• [What the task requires]:
Give the listing again in full, exactly as written.
BEGIN
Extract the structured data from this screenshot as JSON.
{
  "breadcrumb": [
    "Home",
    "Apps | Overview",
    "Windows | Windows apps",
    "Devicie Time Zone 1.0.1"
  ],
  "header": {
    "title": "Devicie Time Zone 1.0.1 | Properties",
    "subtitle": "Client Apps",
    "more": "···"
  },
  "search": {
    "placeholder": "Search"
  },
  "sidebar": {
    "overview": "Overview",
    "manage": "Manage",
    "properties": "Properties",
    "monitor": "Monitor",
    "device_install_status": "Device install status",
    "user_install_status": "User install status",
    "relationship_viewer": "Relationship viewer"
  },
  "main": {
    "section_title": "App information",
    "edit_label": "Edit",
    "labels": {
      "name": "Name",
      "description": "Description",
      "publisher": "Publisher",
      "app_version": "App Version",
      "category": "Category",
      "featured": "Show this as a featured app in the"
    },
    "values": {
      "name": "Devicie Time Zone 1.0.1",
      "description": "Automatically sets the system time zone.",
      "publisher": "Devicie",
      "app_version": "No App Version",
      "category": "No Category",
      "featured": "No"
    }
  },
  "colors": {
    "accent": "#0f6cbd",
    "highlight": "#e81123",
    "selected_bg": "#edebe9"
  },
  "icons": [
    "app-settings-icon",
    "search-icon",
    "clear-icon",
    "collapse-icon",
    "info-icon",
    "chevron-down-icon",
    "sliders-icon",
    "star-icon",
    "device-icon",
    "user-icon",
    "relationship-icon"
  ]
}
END
• [Task answer]:
Extract the structured data from this screenshot as JSON.
{
  "breadcrumb": [
    "Home",
    "Apps | Overview",
    "Windows | Windows apps",
    "Devicie Time Zone 1.0.1"
  ],
  "header": {
    "title": "Devicie Time Zone 1.0.1 | Properties",
    "subtitle": "Client Apps",
    "more": "···"
  },
  "search": {
    "placeholder": "Search"
  },
  "sidebar": {
    "overview": "Overview",
    "manage": "Manage",
    "properties": "Properties",
    "monitor": "Monitor",
    "device_install_status": "Device install status",
    "user_install_status": "User install status",
    "relationship_viewer": "Relationship viewer"
  },
  "main": {
    "section_title": "App information",
    "edit_label": "Edit",
    "labels": {
      "name": "Name",
      "description": "Description",
      "publisher": "Publisher",
      "app_version": "App Version",
      "category": "Category",
      "featured": "Show this as a featured app in the"
    },
    "values": {
      "name": "Devicie Time Zone 1.0.1",
      "description": "Automatically sets the system time zone.",
      "publisher": "Devicie",
      "app_version": "No App Version",
      "category": "No Category",
      "featured": "No"
    }
  },
  "colors": {
    "accent": "#0f6cbd",
    "highlight": "#e81123",
    "selected_bg": "#edebe9"
  },
  "icons": [
    "app-settings-icon",
    "search-icon",
    "clear-icon",
    "collapse-icon",
    "info-icon",
    "chevron-down-icon",
    "sliders-icon",
    "star-icon",
    "device-icon",
    "user-icon",
    "relationship-icon"
  ]
}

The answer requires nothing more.